A number of sites have now announced that work is due to start on the dam at the beginning of October. The story broke first on The Chasewater Wildlife Goup’s site, closely followed by The Lichfield Blog and then, finally, Lichfield District Council’s Chasewater Dam Blog. This is a bit of a surprise to many, as previous publicity stated that the work would be started in spring and be complete by the end of 2010.
Over the summer, it’s been awfully quiet on the subject of Chasewater. The official blog updates slowed to a crawl, and after the election, attention-seeking MP Michael Fabricant forgot the whole issue, preferring his usual cheap stunts like making childish mockery of the French. Clearly choosing not to hassle his beloved leader over the issue of funding for the project, it seems that the MP was happy to attack from the opposition benches, yet lacks the guts to do the same to his own government. It’s sad that the member who caused such ill-considered furore didn’t seem to have the balls to continue the fight once he was safely re-elected.

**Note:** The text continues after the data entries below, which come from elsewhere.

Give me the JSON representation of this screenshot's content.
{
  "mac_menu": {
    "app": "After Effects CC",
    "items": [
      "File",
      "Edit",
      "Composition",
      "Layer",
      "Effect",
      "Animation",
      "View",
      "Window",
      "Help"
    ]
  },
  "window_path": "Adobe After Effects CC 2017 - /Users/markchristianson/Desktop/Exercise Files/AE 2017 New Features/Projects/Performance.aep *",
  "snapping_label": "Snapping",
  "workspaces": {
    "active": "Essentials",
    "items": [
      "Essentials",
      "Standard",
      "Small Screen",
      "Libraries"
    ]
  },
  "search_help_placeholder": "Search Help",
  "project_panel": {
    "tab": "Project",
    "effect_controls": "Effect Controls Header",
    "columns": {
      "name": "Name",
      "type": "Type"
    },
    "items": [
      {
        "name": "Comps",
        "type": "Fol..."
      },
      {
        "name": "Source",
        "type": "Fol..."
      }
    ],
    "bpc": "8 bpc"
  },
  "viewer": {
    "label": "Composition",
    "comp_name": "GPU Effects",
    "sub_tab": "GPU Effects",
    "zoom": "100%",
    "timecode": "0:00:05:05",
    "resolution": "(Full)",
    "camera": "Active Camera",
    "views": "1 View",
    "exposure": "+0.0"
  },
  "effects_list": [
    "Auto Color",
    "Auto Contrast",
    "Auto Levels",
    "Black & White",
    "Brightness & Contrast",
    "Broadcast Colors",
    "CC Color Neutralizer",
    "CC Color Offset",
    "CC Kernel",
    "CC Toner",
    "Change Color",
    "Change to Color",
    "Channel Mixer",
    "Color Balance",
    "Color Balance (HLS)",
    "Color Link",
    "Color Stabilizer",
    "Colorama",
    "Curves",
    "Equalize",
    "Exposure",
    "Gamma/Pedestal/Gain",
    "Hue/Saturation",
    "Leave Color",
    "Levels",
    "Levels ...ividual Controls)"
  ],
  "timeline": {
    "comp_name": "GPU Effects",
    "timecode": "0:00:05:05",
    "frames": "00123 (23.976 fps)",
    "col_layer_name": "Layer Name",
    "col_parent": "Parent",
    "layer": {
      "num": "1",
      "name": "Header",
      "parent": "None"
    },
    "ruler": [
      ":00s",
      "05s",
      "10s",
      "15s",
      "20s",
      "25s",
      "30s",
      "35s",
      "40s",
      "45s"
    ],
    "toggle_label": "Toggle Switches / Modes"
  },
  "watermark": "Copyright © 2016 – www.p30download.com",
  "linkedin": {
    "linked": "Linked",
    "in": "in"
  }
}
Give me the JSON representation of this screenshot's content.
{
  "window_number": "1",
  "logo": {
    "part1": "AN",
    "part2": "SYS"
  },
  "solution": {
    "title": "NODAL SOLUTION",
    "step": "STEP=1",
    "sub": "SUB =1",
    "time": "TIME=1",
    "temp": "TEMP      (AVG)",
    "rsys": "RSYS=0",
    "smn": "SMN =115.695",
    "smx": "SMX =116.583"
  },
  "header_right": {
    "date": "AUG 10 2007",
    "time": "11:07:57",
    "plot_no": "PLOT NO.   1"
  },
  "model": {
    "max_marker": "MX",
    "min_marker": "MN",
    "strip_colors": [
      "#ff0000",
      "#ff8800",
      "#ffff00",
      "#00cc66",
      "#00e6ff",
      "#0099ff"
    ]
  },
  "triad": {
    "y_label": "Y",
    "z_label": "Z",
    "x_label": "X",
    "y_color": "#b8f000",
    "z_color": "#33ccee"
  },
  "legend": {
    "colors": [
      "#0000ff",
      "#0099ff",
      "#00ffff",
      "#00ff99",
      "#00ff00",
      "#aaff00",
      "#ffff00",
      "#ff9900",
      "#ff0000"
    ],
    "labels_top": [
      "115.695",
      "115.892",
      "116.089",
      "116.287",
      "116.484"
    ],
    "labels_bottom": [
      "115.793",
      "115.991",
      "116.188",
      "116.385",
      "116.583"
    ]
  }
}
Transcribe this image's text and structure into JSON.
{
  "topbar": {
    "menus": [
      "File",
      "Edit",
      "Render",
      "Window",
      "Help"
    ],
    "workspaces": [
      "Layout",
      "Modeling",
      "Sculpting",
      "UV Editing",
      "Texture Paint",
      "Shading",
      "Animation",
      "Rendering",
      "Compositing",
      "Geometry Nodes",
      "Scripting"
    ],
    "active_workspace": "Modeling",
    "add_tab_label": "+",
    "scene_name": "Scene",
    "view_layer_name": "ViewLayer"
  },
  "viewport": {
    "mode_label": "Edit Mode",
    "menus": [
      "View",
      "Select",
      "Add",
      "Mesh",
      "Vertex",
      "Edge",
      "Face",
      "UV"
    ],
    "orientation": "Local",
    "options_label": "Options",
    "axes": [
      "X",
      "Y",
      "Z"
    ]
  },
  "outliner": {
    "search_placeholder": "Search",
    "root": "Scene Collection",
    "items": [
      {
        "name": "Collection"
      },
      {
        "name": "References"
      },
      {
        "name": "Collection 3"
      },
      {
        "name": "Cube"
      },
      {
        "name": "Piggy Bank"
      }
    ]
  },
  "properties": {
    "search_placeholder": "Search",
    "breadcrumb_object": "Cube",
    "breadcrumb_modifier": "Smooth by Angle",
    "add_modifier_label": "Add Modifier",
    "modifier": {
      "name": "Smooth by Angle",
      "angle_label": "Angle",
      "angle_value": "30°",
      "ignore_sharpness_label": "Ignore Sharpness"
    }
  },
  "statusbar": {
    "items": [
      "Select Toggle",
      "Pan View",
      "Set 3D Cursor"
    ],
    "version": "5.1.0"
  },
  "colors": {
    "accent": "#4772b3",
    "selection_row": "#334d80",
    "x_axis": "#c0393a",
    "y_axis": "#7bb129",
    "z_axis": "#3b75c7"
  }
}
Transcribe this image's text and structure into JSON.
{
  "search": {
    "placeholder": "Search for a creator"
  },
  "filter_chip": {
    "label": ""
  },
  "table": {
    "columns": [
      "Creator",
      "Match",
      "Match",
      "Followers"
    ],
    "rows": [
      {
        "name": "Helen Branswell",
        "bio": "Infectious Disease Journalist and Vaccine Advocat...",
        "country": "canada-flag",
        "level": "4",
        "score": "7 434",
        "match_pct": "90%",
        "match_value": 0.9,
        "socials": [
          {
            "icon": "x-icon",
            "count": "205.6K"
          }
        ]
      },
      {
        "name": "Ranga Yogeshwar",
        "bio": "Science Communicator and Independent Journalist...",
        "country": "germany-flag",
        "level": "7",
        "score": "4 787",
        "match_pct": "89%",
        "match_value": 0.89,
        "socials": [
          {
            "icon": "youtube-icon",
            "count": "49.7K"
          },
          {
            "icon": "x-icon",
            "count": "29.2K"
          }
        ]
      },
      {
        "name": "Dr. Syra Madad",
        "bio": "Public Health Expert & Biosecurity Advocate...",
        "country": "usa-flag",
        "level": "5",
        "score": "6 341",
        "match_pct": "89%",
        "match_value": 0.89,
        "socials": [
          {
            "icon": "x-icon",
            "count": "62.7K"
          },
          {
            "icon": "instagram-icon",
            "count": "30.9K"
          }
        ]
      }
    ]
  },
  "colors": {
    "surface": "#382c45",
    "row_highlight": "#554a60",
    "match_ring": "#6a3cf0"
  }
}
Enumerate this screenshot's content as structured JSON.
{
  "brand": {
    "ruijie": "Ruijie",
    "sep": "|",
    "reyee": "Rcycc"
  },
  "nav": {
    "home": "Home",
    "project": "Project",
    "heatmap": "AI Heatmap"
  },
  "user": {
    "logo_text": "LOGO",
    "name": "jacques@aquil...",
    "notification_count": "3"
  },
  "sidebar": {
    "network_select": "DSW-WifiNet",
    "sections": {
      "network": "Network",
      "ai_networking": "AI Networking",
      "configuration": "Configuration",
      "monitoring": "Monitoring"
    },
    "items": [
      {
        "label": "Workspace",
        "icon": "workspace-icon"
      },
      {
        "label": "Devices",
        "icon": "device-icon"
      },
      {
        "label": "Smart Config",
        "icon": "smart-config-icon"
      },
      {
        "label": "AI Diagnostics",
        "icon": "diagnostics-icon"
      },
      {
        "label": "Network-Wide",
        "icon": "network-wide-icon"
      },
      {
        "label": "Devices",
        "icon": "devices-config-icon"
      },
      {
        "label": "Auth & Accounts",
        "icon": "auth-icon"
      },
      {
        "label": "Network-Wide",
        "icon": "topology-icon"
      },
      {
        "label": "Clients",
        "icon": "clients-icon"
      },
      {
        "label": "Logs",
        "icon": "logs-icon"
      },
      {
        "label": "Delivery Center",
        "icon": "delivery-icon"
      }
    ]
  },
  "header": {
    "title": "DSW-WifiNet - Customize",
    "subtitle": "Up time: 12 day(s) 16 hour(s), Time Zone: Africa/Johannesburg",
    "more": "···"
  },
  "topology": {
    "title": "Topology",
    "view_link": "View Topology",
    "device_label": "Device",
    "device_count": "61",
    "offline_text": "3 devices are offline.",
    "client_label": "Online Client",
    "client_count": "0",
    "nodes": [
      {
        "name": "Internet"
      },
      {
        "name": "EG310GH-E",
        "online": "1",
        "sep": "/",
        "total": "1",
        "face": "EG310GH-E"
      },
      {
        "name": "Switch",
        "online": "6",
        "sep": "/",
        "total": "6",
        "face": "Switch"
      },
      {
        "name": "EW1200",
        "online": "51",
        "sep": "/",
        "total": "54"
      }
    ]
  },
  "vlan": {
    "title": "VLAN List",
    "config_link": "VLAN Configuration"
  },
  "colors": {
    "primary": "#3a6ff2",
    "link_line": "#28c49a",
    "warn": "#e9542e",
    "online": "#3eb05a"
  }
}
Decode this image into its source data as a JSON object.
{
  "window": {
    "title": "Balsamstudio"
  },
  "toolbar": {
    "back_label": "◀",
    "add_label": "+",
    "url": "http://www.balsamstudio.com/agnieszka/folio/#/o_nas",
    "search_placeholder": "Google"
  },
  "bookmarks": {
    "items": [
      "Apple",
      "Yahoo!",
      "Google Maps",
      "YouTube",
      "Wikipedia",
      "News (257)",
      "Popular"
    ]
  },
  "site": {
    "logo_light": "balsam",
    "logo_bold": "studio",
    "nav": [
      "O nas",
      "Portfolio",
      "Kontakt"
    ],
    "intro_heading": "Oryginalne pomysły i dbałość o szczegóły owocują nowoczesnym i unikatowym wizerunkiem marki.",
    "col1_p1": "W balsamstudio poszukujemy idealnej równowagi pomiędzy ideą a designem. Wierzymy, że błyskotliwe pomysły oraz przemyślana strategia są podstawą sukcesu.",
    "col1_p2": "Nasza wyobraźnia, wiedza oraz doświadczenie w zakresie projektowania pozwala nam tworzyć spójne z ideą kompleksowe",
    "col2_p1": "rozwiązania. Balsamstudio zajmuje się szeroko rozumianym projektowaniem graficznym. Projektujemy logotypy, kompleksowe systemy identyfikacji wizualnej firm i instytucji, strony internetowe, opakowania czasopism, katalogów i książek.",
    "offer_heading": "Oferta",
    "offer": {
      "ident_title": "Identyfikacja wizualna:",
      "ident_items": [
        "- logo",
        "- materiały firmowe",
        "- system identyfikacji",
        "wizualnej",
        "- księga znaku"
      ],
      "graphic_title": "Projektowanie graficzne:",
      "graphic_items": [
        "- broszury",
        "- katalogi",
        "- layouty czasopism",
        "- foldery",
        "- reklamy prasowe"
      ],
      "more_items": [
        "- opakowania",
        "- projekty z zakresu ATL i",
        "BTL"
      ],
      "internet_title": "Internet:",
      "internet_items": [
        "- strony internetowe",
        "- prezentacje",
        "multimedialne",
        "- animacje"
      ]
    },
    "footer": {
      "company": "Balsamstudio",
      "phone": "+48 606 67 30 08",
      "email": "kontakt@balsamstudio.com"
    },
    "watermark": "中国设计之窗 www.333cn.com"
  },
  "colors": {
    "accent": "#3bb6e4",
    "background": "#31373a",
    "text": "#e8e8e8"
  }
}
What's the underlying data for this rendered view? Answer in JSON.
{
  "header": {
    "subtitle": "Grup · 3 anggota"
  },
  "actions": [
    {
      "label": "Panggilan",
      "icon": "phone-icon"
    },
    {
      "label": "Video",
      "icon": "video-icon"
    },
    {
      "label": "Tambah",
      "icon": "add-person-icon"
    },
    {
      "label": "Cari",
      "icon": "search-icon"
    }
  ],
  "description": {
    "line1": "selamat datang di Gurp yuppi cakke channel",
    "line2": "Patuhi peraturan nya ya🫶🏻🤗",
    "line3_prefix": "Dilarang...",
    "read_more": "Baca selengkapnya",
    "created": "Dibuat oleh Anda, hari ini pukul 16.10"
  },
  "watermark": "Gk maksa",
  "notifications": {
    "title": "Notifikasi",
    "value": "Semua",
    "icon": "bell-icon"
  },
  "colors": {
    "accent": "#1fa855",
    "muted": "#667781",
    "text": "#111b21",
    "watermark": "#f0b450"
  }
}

Even the fisherman, formerly so aggressively vocal, fell silent once the huge bounty of fish in the lake turned out to be largely virtual, yet another fisherman’s tale. I’ve since heard that they’re planning to restock the lake themselves after the work is complete, providing they win the lottery. Three numbers should cover it.
Once the draining of Chasewater was nearing stabilisation, Lichfield District Council dropped the bombshell that they hadn’t yet sought tenders or appointed a contractor for the work. Simultaneously, there was some buzz in the media that the cash-strapped authority was attempting to pass the whole park – and responsibility for the works – onto Staffordshire instead. One can’t help but feel the two to be connected; it now looks like the attempt to sidestep the whole situation has failed and the works will now start much later than expected.
Signage in the park still misleadingly suggests the work will be completed in late 2010, but it has yet to start and if it does, it will progress through the winter. If there’s bad weather, this could delay work even further, and will mean at least two summers without water. The water sports people are understandably fuming, as they are expected to continue paying subs to landlocked clubs with no facilities. The situation must also be worrying for British Waterways, who face even longer without one of their main feeder points supplying water to the canal network.
In their defence, the council published a sadly terse and intemperate response, in which they bluntly point out that it’s their party, and if we don’t like it we can clear off. I find this sad and not a little regressive, as the dam blog had formerly been a wealth of information and discussion. I would previously have held the blog up as an excellent example of how councils can interact with the public through new media – both Lizzie and Stuart have been doing an excellent job. The site did much to placate and inform the naturally worried users of the park, which now faces major works during the wettest seasons – work which is unlikely to pass off without hitches. Lichfield prevaricated, almost abandoned blog updates and consequently look to have been sadly ill-prepared for the appointment of contractors, and are now losing the trust and goodwill of those of us who love and care for this hugely sensitive country park.
One would hope that the goodwill can be restored, and was not just a symptom of the then oncoming election.